The records below are to be reproduced word for word.

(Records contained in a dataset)
⁂
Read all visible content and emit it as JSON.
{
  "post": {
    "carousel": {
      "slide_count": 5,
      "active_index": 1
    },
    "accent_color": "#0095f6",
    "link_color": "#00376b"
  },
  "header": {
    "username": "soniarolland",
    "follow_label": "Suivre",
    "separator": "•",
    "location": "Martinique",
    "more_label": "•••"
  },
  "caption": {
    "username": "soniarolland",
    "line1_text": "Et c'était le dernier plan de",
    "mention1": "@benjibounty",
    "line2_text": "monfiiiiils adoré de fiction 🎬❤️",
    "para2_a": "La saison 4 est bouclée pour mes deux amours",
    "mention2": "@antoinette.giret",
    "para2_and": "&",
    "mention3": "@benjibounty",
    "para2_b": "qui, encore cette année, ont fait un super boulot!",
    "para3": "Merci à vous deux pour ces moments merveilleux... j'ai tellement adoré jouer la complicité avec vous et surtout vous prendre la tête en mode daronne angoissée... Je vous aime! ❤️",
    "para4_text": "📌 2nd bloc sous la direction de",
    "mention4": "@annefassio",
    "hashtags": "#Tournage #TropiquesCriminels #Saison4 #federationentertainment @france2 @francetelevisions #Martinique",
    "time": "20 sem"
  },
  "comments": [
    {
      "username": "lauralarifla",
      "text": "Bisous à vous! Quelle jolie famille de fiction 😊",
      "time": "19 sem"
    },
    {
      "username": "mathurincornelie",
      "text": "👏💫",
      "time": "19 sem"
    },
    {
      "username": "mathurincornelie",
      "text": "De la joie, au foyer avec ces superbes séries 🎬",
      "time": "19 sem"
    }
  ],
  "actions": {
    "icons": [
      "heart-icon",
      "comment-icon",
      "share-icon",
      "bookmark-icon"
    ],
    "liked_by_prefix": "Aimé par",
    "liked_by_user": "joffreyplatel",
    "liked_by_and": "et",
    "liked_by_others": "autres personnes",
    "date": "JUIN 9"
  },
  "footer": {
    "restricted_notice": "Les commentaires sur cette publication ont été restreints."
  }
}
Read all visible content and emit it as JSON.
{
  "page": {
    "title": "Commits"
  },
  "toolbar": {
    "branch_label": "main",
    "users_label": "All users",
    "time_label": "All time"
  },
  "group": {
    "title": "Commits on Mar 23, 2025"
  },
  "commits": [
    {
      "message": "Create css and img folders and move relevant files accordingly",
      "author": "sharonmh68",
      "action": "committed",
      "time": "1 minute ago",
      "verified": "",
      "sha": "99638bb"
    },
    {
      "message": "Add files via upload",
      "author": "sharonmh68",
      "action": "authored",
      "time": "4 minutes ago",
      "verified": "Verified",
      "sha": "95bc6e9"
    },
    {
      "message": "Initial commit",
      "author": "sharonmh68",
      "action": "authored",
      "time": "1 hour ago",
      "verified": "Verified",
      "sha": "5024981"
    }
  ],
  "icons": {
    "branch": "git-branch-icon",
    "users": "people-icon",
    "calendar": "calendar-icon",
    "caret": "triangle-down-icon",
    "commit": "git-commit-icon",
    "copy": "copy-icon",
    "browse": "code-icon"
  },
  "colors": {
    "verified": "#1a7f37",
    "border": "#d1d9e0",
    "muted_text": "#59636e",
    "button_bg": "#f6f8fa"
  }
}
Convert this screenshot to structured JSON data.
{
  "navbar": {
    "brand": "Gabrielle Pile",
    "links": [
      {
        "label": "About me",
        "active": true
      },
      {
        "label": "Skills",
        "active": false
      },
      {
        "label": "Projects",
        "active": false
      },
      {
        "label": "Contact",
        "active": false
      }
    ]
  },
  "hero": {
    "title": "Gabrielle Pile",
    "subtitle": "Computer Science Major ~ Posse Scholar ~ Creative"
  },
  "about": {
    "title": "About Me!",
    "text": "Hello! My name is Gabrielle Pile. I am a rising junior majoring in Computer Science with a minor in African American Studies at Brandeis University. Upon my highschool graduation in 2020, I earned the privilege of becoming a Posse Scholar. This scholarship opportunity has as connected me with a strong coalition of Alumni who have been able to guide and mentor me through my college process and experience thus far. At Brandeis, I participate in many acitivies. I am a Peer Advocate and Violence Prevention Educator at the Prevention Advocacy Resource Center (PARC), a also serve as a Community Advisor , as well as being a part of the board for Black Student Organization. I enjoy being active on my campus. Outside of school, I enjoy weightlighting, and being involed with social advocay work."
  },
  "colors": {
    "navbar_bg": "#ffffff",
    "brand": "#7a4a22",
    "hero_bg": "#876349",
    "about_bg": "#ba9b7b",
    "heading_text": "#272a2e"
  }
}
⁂
→ RESPONSE TO THE EXERCISE
Read all visible content and emit it as JSON.
{
  "post": {
    "carousel": {
      "slide_count": 5,
      "active_index": 1
    },
    "accent_color": "#0095f6",
    "link_color": "#00376b"
  },
  "header": {
    "username": "soniarolland",
    "follow_label": "Suivre",
    "separator": "•",
    "location": "Martinique",
    "more_label": "•••"
  },
  "caption": {
    "username": "soniarolland",
    "line1_text": "Et c'était le dernier plan de",
    "mention1": "@benjibounty",
    "line2_text": "monfiiiiils adoré de fiction 🎬❤️",
    "para2_a": "La saison 4 est bouclée pour mes deux amours",
    "mention2": "@antoinette.giret",
    "para2_and": "&",
    "mention3": "@benjibounty",
    "para2_b": "qui, encore cette année, ont fait un super boulot!",
    "para3": "Merci à vous deux pour ces moments merveilleux... j'ai tellement adoré jouer la complicité avec vous et surtout vous prendre la tête en mode daronne angoissée... Je vous aime! ❤️",
    "para4_text": "📌 2nd bloc sous la direction de",
    "mention4": "@annefassio",
    "hashtags": "#Tournage #TropiquesCriminels #Saison4 #federationentertainment @france2 @francetelevisions #Martinique",
    "time": "20 sem"
  },
  "comments": [
    {
      "username": "lauralarifla",
      "text": "Bisous à vous! Quelle jolie famille de fiction 😊",
      "time": "19 sem"
    },
    {
      "username": "mathurincornelie",
      "text": "👏💫",
      "time": "19 sem"
    },
    {
      "username": "mathurincornelie",
      "text": "De la joie, au foyer avec ces superbes séries 🎬",
      "time": "19 sem"
    }
  ],
  "actions": {
    "icons": [
      "heart-icon",
      "comment-icon",
      "share-icon",
      "bookmark-icon"
    ],
    "liked_by_prefix": "Aimé par",
    "liked_by_user": "joffreyplatel",
    "liked_by_and": "et",
    "liked_by_others": "autres personnes",
    "date": "JUIN 9"
  },
  "footer": {
    "restricted_notice": "Les commentaires sur cette publication ont été restreints."
  }
}
Read all visible content and emit it as JSON.
{
  "page": {
    "title": "Commits"
  },
  "toolbar": {
    "branch_label": "main",
    "users_label": "All users",
    "time_label": "All time"
  },
  "group": {
    "title": "Commits on Mar 23, 2025"
  },
  "commits": [
    {
      "message": "Create css and img folders and move relevant files accordingly",
      "author": "sharonmh68",
      "action": "committed",
      "time": "1 minute ago",
      "verified": "",
      "sha": "99638bb"
    },
    {
      "message": "Add files via upload",
      "author": "sharonmh68",
      "action": "authored",
      "time": "4 minutes ago",
      "verified": "Verified",
      "sha": "95bc6e9"
    },
    {
      "message": "Initial commit",
      "author": "sharonmh68",
      "action": "authored",
      "time": "1 hour ago",
      "verified": "Verified",
      "sha": "5024981"
    }
  ],
  "icons": {
    "branch": "git-branch-icon",
    "users": "people-icon",
    "calendar": "calendar-icon",
    "caret": "triangle-down-icon",
    "commit": "git-commit-icon",
    "copy": "copy-icon",
    "browse": "code-icon"
  },
  "colors": {
    "verified": "#1a7f37",
    "border": "#d1d9e0",
    "muted_text": "#59636e",
    "button_bg": "#f6f8fa"
  }
}
Convert this screenshot to structured JSON data.
{
  "navbar": {
    "brand": "Gabrielle Pile",
    "links": [
      {
        "label": "About me",
        "active": true
      },
      {
        "label": "Skills",
        "active": false
      },
      {
        "label": "Projects",
        "active": false
      },
      {
        "label": "Contact",
        "active": false
      }
    ]
  },
  "hero": {
    "title": "Gabrielle Pile",
    "subtitle": "Computer Science Major ~ Posse Scholar ~ Creative"
  },
  "about": {
    "title": "About Me!",
    "text": "Hello! My name is Gabrielle Pile. I am a rising junior majoring in Computer Science with a minor in African American Studies at Brandeis University. Upon my highschool graduation in 2020, I earned the privilege of becoming a Posse Scholar. This scholarship opportunity has as connected me with a strong coalition of Alumni who have been able to guide and mentor me through my college process and experience thus far. At Brandeis, I participate in many acitivies. I am a Peer Advocate and Violence Prevention Educator at the Prevention Advocacy Resource Center (PARC), a also serve as a Community Advisor , as well as being a part of the board for Black Student Organization. I enjoy being active on my campus. Outside of school, I enjoy weightlighting, and being involed with social advocay work."
  },
  "colors": {
    "navbar_bg": "#ffffff",
    "brand": "#7a4a22",
    "hero_bg": "#876349",
    "about_bg": "#ba9b7b",
    "heading_text": "#272a2e"
  }
}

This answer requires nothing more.